Everyone can agree that kicking off a project well is one of the most important things you can do to ensure a project’s success. However, we don’t always give enough weight to continuing or ending a project well. Implementing project retrospectives can be an incredibly useful tool to help teams capture reflections on projects even as they’re happening. We have invested many hours per project to organise retrospectives for everyone in the team to get together purely to discuss how the project is going.
That’s the whole agenda.
If we’re working remotely, we all join a Mural board. If we’re in the office, we start adding post-it notes to a whiteboard. By doing this, we create the opportunity for the team to share and unpack everything – positives, the negatives, and the puzzling.
It is so easy to get stuck into project delivery and not have time to come up for air. We often underestimate how critical it is to have major reflection points at project milestones to call out issues as they arise. By prioritising reflection and retrospectives, we can prevent small issues and risks turning into major, costly problems.
Additionally, it is just as important to come together and acknowledge the things that are going well in a project while it is still in flight. Giving an audience to the ‘things that are going well’ can surge new energy into a project and give team members the motivation they need to see something to the finish line.
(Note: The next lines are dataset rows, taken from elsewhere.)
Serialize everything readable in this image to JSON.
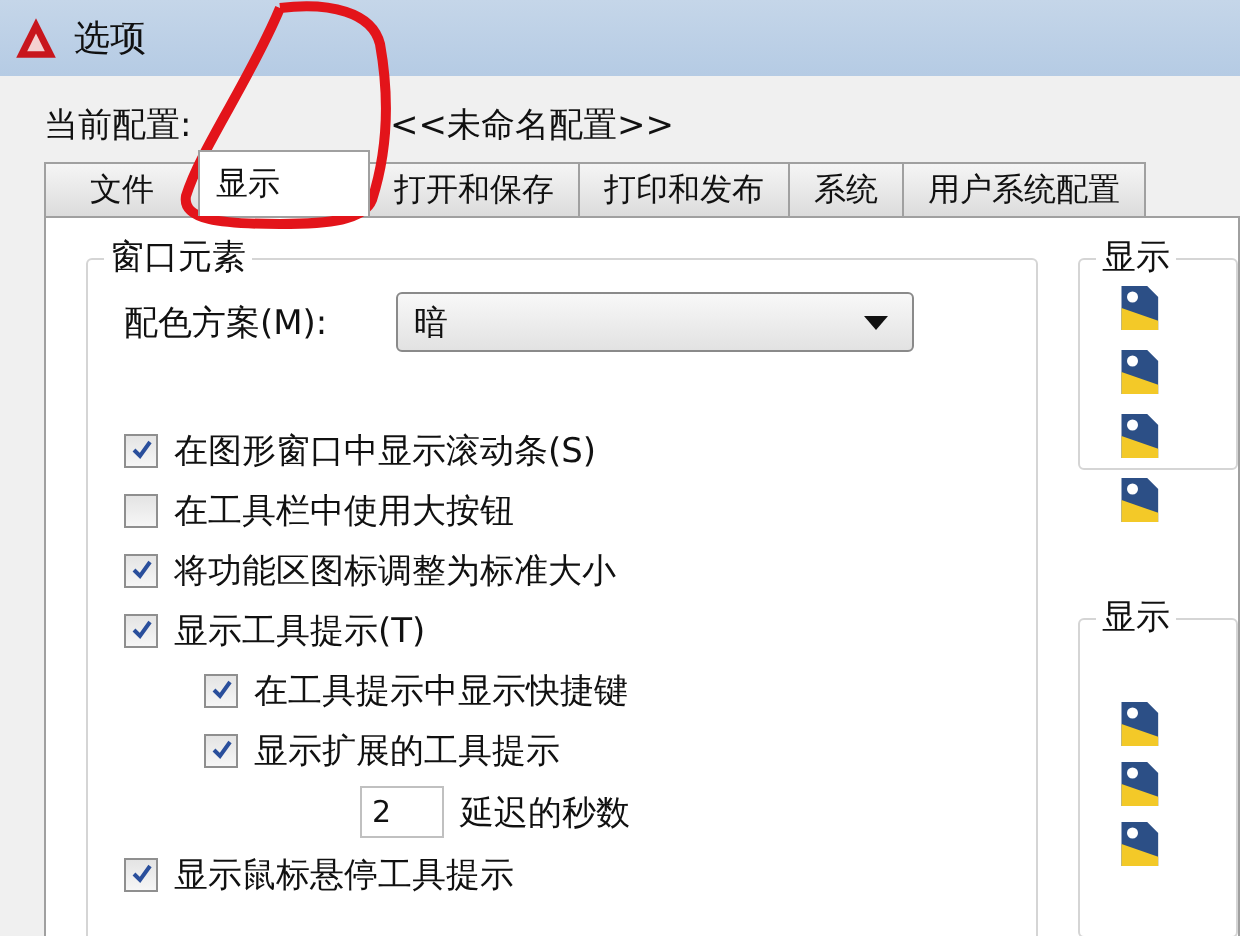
{
  "window": {
    "title": "选项"
  },
  "current_profile": {
    "label": "当前配置:",
    "value": "<<未命名配置>>"
  },
  "tabs": [
    {
      "label": "文件",
      "selected": false
    },
    {
      "label": "显示",
      "selected": true
    },
    {
      "label": "打开和保存",
      "selected": false
    },
    {
      "label": "打印和发布",
      "selected": false
    },
    {
      "label": "系统",
      "selected": false
    },
    {
      "label": "用户系统配置",
      "selected": false
    }
  ],
  "window_elements": {
    "title": "窗口元素",
    "color_scheme": {
      "label": "配色方案(M):",
      "value": "暗"
    },
    "options": [
      {
        "kind": "checkbox",
        "label": "在图形窗口中显示滚动条(S)",
        "checked": true
      },
      {
        "kind": "checkbox",
        "label": "在工具栏中使用大按钮",
        "checked": false
      },
      {
        "kind": "checkbox",
        "label": "将功能区图标调整为标准大小",
        "checked": true
      },
      {
        "kind": "checkbox",
        "label": "显示工具提示(T)",
        "checked": true,
        "children": [
          {
            "kind": "checkbox",
            "label": "在工具提示中显示快捷键",
            "checked": true
          },
          {
            "kind": "checkbox",
            "label": "显示扩展的工具提示",
            "checked": true,
            "children": [
              {
                "kind": "number",
                "value": "2",
                "label": "延迟的秒数"
              }
            ]
          }
        ]
      },
      {
        "kind": "checkbox",
        "label": "显示鼠标悬停工具提示",
        "checked": true
      }
    ]
  },
  "side_groups": [
    {
      "title": "显示"
    },
    {
      "title": "显示"
    }
  ]
}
While it may not always be feasible or realistic to do retrospectives when a project is mid-flight, we stand by the power of retrospectives and the value they can add to delivery – whether it’s during a project, at the end of a project, or both, documenting lessons learned will always help your team to produce better outcomes in the future.